§ TASK OBJECTIVE
Please determine how many lines of the material include the word "JSON", and respond with nothing but that number.

§ DATA FOR THIS TASK
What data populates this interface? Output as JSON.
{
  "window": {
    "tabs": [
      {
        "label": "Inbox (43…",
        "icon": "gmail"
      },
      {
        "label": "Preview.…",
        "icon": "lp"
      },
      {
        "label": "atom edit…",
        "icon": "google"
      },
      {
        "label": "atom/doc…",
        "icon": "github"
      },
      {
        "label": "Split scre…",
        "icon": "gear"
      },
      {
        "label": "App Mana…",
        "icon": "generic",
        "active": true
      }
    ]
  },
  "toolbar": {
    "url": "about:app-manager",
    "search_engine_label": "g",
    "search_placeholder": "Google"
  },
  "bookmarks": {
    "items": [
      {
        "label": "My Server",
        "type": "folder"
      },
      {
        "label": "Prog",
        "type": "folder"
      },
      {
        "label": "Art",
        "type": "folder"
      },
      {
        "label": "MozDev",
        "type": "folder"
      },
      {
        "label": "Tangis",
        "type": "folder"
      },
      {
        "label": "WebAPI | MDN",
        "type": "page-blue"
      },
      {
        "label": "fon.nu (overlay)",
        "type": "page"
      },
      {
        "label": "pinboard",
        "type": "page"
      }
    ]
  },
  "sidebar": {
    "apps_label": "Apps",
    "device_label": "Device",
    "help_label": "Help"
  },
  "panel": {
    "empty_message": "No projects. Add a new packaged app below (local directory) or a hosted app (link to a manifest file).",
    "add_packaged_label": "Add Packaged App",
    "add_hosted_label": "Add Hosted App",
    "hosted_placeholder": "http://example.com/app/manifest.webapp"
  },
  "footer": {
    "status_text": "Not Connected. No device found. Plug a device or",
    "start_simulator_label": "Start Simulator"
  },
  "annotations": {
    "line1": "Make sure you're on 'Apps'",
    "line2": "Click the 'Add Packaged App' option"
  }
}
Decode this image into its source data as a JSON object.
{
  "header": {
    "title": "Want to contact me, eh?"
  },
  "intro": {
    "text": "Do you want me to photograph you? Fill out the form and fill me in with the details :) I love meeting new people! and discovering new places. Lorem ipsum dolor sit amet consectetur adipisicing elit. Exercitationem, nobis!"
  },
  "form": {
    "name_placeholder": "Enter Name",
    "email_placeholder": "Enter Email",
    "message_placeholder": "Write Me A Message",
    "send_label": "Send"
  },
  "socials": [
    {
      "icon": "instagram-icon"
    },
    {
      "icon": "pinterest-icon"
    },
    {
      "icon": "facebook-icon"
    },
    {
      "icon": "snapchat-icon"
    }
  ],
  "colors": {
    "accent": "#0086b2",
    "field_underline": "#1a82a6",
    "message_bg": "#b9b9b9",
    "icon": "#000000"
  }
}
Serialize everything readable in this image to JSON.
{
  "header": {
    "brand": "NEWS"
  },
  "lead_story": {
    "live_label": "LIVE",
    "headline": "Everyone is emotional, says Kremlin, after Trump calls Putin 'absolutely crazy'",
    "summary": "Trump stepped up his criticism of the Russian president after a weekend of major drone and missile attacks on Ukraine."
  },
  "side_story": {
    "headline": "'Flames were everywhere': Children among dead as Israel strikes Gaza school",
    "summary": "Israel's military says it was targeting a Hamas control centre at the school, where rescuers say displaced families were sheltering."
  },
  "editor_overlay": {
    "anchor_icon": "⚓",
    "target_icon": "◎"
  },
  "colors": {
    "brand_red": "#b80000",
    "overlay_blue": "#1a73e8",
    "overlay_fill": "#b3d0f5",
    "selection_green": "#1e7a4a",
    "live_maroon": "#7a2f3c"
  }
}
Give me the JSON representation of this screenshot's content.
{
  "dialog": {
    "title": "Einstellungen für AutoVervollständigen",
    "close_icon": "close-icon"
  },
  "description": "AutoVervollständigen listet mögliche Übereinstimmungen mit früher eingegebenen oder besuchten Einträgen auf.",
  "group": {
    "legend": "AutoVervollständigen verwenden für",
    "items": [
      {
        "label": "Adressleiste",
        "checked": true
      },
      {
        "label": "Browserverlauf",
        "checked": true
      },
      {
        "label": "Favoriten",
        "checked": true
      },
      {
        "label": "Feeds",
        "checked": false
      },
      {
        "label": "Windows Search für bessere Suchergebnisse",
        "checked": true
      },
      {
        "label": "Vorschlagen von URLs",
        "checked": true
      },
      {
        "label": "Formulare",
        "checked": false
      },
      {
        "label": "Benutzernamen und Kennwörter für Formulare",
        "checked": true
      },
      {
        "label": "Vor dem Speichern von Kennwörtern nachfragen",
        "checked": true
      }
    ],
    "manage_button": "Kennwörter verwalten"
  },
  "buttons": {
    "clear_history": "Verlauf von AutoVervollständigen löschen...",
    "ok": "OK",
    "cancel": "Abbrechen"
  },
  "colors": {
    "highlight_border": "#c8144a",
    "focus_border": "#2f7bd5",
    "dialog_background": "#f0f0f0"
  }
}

§ TASK OUTPUT
4